Directions: In the entries below, find the string "symbol" and return each line holding it.

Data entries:
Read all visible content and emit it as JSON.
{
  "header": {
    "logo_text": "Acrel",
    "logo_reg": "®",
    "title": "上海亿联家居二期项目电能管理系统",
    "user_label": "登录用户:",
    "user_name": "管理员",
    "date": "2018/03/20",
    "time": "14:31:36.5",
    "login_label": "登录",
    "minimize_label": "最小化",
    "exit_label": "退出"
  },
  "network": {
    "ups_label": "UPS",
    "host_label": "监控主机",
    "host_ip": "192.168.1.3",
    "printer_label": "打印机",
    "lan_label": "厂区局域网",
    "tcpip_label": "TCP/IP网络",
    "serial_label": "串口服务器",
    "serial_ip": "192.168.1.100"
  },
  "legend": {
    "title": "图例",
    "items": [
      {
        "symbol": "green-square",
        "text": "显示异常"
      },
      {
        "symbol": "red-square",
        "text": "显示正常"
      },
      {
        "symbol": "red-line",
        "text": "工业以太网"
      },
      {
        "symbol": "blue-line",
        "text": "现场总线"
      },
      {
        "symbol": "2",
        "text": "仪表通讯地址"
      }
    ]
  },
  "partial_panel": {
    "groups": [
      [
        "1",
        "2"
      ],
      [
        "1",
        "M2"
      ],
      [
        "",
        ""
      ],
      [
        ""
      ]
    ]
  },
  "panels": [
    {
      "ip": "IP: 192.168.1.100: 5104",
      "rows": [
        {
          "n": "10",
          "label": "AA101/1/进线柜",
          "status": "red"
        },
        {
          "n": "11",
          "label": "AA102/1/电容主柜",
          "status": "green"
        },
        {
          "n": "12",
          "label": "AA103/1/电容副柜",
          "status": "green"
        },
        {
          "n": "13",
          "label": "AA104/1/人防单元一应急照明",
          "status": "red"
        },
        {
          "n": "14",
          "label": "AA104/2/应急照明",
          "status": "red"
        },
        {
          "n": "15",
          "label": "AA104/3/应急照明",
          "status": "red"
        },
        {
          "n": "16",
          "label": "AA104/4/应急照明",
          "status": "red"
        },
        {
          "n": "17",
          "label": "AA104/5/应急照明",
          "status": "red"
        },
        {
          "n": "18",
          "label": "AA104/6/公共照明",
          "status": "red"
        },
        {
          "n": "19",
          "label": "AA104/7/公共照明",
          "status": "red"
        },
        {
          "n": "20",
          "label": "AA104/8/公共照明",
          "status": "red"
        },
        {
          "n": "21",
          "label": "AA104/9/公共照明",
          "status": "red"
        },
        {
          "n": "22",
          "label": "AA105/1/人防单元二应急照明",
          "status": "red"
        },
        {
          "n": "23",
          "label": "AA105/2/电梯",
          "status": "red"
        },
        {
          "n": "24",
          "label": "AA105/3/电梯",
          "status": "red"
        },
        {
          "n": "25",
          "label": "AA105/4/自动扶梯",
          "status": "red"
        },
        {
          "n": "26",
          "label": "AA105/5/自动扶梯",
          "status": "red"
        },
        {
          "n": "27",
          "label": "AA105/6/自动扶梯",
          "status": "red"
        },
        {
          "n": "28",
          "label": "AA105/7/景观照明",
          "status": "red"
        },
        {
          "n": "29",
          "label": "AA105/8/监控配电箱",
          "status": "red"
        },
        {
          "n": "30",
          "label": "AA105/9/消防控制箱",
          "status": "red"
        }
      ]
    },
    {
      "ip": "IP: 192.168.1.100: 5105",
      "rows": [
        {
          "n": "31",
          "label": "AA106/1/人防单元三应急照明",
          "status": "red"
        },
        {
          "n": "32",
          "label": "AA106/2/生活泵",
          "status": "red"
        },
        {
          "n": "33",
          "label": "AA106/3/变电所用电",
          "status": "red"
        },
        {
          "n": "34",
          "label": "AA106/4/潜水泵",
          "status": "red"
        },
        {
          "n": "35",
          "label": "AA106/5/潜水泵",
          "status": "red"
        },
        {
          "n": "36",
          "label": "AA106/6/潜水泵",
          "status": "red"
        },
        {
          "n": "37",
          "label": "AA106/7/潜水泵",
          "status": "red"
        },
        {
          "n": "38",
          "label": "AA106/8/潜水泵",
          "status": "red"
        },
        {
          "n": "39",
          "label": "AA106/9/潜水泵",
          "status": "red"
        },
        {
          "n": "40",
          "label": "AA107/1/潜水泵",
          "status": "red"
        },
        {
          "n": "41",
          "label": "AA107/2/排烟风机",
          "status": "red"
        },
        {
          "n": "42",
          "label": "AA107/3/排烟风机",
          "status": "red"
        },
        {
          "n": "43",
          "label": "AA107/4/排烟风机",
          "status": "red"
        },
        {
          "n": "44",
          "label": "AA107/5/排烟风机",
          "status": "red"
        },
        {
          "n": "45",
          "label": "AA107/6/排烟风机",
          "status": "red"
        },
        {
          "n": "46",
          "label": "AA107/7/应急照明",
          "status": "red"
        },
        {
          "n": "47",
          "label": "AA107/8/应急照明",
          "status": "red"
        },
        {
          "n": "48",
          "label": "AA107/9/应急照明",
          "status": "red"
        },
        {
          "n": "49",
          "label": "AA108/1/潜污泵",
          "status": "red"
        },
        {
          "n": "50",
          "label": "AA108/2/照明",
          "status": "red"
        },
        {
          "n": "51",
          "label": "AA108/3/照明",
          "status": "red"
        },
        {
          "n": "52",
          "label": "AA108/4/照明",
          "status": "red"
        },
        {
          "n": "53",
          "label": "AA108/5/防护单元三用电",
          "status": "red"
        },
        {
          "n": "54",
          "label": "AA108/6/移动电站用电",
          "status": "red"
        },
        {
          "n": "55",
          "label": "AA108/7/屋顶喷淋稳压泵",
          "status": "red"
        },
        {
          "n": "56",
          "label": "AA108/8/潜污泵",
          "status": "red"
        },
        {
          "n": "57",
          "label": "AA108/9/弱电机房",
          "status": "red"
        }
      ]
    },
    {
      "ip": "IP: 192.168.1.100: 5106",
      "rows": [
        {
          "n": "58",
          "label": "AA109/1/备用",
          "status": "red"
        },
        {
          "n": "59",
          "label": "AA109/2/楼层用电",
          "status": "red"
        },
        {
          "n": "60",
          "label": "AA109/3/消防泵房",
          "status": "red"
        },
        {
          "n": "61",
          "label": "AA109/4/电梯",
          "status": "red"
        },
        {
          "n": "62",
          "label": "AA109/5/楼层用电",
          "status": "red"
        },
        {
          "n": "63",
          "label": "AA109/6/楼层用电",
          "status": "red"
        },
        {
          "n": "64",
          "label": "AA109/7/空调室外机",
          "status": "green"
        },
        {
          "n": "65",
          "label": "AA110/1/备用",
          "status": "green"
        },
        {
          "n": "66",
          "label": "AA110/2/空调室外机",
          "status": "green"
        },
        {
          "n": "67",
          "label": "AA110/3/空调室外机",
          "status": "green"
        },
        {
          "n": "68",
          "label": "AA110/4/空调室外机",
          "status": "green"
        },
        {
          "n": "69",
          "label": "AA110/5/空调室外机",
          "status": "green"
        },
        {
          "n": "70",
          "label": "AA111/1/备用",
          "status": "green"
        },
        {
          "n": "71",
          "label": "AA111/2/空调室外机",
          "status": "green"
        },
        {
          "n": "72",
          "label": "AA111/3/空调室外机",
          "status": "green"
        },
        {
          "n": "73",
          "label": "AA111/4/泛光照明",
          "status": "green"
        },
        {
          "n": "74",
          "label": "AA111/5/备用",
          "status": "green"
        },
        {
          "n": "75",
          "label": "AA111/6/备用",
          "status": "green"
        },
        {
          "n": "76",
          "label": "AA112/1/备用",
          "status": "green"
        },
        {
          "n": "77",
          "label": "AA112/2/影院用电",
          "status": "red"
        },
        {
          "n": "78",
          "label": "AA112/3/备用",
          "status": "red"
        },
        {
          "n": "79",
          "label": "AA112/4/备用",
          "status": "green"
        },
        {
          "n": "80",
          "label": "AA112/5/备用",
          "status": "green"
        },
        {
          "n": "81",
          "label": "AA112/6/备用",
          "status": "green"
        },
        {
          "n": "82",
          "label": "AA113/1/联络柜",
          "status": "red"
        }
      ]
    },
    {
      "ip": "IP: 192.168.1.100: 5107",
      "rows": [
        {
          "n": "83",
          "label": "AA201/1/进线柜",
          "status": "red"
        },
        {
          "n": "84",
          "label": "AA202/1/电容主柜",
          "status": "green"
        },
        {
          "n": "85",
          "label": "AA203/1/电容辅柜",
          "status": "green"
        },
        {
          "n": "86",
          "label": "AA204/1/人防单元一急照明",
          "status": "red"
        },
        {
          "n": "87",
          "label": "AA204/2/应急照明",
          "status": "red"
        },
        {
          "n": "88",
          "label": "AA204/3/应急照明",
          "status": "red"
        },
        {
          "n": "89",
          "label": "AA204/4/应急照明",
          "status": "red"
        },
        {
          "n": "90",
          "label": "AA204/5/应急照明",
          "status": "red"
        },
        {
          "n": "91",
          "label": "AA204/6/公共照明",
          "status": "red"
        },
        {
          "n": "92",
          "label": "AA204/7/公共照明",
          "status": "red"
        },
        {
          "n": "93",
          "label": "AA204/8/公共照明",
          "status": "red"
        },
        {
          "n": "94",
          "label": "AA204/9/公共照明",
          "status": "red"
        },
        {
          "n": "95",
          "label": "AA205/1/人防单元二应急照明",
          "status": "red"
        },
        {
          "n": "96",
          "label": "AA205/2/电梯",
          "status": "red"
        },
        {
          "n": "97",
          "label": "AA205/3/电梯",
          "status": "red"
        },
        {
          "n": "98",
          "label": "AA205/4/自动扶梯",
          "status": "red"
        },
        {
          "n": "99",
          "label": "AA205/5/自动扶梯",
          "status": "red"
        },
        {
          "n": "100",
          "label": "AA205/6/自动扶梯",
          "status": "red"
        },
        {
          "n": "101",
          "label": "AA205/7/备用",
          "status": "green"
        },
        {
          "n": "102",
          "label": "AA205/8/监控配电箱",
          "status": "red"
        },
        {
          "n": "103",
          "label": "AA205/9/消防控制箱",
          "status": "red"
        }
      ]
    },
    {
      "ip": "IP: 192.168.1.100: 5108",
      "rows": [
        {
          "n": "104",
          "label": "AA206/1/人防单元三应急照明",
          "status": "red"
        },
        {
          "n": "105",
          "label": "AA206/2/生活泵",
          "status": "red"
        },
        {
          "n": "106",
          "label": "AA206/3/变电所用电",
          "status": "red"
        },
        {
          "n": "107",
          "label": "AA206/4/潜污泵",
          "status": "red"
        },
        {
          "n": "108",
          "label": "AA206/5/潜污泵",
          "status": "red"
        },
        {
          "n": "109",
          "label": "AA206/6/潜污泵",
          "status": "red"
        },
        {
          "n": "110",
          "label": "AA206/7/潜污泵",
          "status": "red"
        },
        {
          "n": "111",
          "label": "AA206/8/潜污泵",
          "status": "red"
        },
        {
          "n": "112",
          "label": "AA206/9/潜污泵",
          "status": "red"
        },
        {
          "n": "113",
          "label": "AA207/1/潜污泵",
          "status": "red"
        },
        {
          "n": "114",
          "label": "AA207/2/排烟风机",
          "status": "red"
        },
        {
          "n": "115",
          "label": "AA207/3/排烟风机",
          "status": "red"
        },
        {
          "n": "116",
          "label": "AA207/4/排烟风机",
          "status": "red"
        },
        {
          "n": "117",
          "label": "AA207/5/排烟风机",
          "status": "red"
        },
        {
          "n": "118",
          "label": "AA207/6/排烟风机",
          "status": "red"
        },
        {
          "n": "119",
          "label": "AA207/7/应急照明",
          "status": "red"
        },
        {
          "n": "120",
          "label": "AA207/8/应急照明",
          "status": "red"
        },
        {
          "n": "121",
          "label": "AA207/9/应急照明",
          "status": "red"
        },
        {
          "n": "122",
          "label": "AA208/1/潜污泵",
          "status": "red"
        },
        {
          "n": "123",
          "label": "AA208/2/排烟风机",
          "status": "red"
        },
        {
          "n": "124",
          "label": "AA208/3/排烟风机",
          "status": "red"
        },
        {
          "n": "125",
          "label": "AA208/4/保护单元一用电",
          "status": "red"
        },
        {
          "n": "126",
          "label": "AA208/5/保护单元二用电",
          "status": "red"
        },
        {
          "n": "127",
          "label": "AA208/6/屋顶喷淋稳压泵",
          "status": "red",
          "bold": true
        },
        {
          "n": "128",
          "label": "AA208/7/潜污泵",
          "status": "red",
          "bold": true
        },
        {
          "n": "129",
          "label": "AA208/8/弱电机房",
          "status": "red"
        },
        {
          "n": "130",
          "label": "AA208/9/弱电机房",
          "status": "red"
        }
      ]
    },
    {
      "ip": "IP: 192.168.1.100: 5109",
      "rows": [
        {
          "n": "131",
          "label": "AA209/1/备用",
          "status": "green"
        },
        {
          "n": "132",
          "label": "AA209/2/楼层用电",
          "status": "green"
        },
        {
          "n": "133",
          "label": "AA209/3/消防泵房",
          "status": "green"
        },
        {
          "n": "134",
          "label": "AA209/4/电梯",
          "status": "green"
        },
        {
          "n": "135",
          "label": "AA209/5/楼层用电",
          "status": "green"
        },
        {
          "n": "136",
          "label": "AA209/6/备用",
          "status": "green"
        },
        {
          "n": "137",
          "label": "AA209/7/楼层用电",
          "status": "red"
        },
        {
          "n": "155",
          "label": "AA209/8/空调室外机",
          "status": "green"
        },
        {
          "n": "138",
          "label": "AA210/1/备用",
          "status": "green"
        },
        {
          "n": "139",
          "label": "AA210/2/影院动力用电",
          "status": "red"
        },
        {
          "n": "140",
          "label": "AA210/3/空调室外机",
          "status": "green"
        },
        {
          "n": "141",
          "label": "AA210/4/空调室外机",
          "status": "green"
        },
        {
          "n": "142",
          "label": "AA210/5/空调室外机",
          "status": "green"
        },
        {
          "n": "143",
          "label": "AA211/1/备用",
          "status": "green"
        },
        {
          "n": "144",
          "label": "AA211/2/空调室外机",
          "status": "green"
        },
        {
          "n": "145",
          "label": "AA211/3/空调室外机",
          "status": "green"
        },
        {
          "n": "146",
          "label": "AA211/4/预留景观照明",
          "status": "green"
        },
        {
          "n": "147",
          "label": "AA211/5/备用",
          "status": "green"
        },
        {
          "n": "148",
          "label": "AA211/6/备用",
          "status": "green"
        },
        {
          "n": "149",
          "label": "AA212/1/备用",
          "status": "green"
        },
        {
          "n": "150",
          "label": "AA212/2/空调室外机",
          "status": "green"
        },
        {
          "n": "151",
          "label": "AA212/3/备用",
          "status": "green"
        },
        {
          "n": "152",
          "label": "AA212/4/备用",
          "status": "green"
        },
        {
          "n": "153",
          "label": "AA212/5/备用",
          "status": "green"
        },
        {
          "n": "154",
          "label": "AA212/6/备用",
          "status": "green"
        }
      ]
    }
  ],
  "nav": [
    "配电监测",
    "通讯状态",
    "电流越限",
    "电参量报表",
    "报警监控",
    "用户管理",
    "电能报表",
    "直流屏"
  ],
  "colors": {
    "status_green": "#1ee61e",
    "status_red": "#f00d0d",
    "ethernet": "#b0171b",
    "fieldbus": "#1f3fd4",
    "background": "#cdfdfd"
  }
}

Response box:
        "symbol": "green-square",
        "symbol": "red-square",
        "symbol": "red-line",
        "symbol": "blue-line",
        "symbol": "2",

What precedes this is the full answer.